Fonte/Source, Reuters, Fears about deflation have been growing for some time now, and the euro area is already seeing falling prices year on year on its headline measure. However, much of the downward pressure on inflation around the world to date has been due to falling commodity prices. If China allows the renminbi to depreciate then there could be much more to come.

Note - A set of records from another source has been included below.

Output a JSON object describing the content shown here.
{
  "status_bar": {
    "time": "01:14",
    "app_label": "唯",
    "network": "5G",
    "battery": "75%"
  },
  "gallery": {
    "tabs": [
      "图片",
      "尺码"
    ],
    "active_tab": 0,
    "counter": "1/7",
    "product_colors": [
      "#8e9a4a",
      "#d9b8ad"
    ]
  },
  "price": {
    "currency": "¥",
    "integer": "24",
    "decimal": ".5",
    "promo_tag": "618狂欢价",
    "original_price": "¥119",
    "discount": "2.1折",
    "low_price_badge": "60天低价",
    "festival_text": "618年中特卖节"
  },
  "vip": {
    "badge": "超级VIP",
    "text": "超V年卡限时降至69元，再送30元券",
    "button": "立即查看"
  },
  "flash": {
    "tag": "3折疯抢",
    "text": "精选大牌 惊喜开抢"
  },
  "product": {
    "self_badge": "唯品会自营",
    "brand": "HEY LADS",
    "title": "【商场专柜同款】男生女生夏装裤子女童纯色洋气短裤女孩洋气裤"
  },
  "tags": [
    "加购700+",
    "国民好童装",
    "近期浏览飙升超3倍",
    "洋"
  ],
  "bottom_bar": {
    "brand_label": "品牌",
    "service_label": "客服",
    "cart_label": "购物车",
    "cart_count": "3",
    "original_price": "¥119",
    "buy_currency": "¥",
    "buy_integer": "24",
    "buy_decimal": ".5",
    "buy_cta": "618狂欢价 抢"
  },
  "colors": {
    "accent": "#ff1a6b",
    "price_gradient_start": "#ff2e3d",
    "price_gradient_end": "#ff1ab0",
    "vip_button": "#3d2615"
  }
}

Our chart shows the price of Chinese exports to the US in US dollars and in renminbi. The price of China’s exports to the US, when measured in US dollars has risen less than 5% over the past ten years. But the renminbi underwent a steady appreciation against the US dollar over that period. Strip out the currency effects, and the renminbi price of those exports actually fell by almost 25%, and that at a time when China’s economy was growing rapidly. Now imagine what might happen to the local currency price of those exports if China were to suffer a hard landing, and growth were to slow to the low single digits. Add to that the consequences of a depreciation in the renminbi, and it becomes clear that, were China to abandon the dollar peg, then it has the potential to export substantial amounts of deflation around the world.